* **Required action**:
Give back each line of the listing precisely as written.

--- START ---

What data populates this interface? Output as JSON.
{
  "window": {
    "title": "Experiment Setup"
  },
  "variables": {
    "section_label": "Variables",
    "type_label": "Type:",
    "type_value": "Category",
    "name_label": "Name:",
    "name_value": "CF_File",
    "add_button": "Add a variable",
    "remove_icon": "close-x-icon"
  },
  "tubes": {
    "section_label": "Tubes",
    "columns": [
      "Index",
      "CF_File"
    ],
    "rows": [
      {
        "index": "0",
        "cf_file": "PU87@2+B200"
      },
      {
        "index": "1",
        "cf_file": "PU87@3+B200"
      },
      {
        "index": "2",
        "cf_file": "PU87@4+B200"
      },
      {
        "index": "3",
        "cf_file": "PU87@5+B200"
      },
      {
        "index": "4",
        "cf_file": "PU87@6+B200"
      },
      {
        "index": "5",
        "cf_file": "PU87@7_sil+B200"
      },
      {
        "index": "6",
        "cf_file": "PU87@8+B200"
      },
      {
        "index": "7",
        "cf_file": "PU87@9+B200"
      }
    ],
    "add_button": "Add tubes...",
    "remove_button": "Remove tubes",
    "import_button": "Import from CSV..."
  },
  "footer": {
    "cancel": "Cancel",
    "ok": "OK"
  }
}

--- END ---

* **Response to the task**:
What data populates this interface? Output as JSON.
{
  "window": {
    "title": "Experiment Setup"
  },
  "variables": {
    "section_label": "Variables",
    "type_label": "Type:",
    "type_value": "Category",
    "name_label": "Name:",
    "name_value": "CF_File",
    "add_button": "Add a variable",
    "remove_icon": "close-x-icon"
  },
  "tubes": {
    "section_label": "Tubes",
    "columns": [
      "Index",
      "CF_File"
    ],
    "rows": [
      {
        "index": "0",
        "cf_file": "PU87@2+B200"
      },
      {
        "index": "1",
        "cf_file": "PU87@3+B200"
      },
      {
        "index": "2",
        "cf_file": "PU87@4+B200"
      },
      {
        "index": "3",
        "cf_file": "PU87@5+B200"
      },
      {
        "index": "4",
        "cf_file": "PU87@6+B200"
      },
      {
        "index": "5",
        "cf_file": "PU87@7_sil+B200"
      },
      {
        "index": "6",
        "cf_file": "PU87@8+B200"
      },
      {
        "index": "7",
        "cf_file": "PU87@9+B200"
      }
    ],
    "add_button": "Add tubes...",
    "remove_button": "Remove tubes",
    "import_button": "Import from CSV..."
  },
  "footer": {
    "cancel": "Cancel",
    "ok": "OK"
  }
}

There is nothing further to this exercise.